» **WORK INSTRUCTIONS**: Reproduce the listing in full. Keep every character unchanged.

» **PROVIDED DATA**:
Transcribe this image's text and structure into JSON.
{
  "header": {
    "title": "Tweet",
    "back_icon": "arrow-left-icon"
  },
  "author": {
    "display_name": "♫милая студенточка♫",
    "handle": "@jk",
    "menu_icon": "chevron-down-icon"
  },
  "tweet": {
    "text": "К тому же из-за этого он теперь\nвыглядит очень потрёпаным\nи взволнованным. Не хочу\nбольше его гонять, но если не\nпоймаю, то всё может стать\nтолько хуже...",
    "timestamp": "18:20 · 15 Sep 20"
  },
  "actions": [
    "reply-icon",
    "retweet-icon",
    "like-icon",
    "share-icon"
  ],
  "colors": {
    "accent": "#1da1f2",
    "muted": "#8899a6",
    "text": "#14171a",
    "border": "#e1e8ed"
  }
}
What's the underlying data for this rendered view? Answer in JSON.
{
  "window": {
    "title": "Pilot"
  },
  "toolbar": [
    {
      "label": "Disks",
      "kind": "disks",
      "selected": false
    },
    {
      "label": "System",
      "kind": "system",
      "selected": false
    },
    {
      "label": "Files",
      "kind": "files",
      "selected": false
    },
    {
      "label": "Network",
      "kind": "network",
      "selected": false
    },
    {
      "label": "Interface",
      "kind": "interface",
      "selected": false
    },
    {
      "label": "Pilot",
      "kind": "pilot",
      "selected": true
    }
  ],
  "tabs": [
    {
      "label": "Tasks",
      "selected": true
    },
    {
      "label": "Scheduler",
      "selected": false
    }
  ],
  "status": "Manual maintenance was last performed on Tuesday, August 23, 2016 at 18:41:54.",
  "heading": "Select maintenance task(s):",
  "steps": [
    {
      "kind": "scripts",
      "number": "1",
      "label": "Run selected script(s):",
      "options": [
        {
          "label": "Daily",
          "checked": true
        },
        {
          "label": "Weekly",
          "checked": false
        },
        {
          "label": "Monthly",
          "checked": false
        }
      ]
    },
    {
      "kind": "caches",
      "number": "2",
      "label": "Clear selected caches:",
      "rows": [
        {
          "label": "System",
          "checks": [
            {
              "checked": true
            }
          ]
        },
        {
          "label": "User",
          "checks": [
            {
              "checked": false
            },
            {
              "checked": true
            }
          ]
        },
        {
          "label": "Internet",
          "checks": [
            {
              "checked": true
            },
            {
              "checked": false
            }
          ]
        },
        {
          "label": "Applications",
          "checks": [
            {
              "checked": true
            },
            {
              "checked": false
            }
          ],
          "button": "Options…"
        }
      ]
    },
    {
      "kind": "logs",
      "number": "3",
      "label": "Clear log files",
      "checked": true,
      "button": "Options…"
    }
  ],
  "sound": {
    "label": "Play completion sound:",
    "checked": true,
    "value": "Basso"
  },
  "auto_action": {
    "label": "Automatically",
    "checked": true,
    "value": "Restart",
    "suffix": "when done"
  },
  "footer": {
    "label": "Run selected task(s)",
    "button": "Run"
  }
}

» **FINISHED TASK**:
Transcribe this image's text and structure into JSON.
{
  "header": {
    "title": "Tweet",
    "back_icon": "arrow-left-icon"
  },
  "author": {
    "display_name": "♫милая студенточка♫",
    "handle": "@jk",
    "menu_icon": "chevron-down-icon"
  },
  "tweet": {
    "text": "К тому же из-за этого он теперь\nвыглядит очень потрёпаным\nи взволнованным. Не хочу\nбольше его гонять, но если не\nпоймаю, то всё может стать\nтолько хуже...",
    "timestamp": "18:20 · 15 Sep 20"
  },
  "actions": [
    "reply-icon",
    "retweet-icon",
    "like-icon",
    "share-icon"
  ],
  "colors": {
    "accent": "#1da1f2",
    "muted": "#8899a6",
    "text": "#14171a",
    "border": "#e1e8ed"
  }
}
What's the underlying data for this rendered view? Answer in JSON.
{
  "window": {
    "title": "Pilot"
  },
  "toolbar": [
    {
      "label": "Disks",
      "kind": "disks",
      "selected": false
    },
    {
      "label": "System",
      "kind": "system",
      "selected": false
    },
    {
      "label": "Files",
      "kind": "files",
      "selected": false
    },
    {
      "label": "Network",
      "kind": "network",
      "selected": false
    },
    {
      "label": "Interface",
      "kind": "interface",
      "selected": false
    },
    {
      "label": "Pilot",
      "kind": "pilot",
      "selected": true
    }
  ],
  "tabs": [
    {
      "label": "Tasks",
      "selected": true
    },
    {
      "label": "Scheduler",
      "selected": false
    }
  ],
  "status": "Manual maintenance was last performed on Tuesday, August 23, 2016 at 18:41:54.",
  "heading": "Select maintenance task(s):",
  "steps": [
    {
      "kind": "scripts",
      "number": "1",
      "label": "Run selected script(s):",
      "options": [
        {
          "label": "Daily",
          "checked": true
        },
        {
          "label": "Weekly",
          "checked": false
        },
        {
          "label": "Monthly",
          "checked": false
        }
      ]
    },
    {
      "kind": "caches",
      "number": "2",
      "label": "Clear selected caches:",
      "rows": [
        {
          "label": "System",
          "checks": [
            {
              "checked": true
            }
          ]
        },
        {
          "label": "User",
          "checks": [
            {
              "checked": false
            },
            {
              "checked": true
            }
          ]
        },
        {
          "label": "Internet",
          "checks": [
            {
              "checked": true
            },
            {
              "checked": false
            }
          ]
        },
        {
          "label": "Applications",
          "checks": [
            {
              "checked": true
            },
            {
              "checked": false
            }
          ],
          "button": "Options…"
        }
      ]
    },
    {
      "kind": "logs",
      "number": "3",
      "label": "Clear log files",
      "checked": true,
      "button": "Options…"
    }
  ],
  "sound": {
    "label": "Play completion sound:",
    "checked": true,
    "value": "Basso"
  },
  "auto_action": {
    "label": "Automatically",
    "checked": true,
    "value": "Restart",
    "suffix": "when done"
  },
  "footer": {
    "label": "Run selected task(s)",
    "button": "Run"
  }
}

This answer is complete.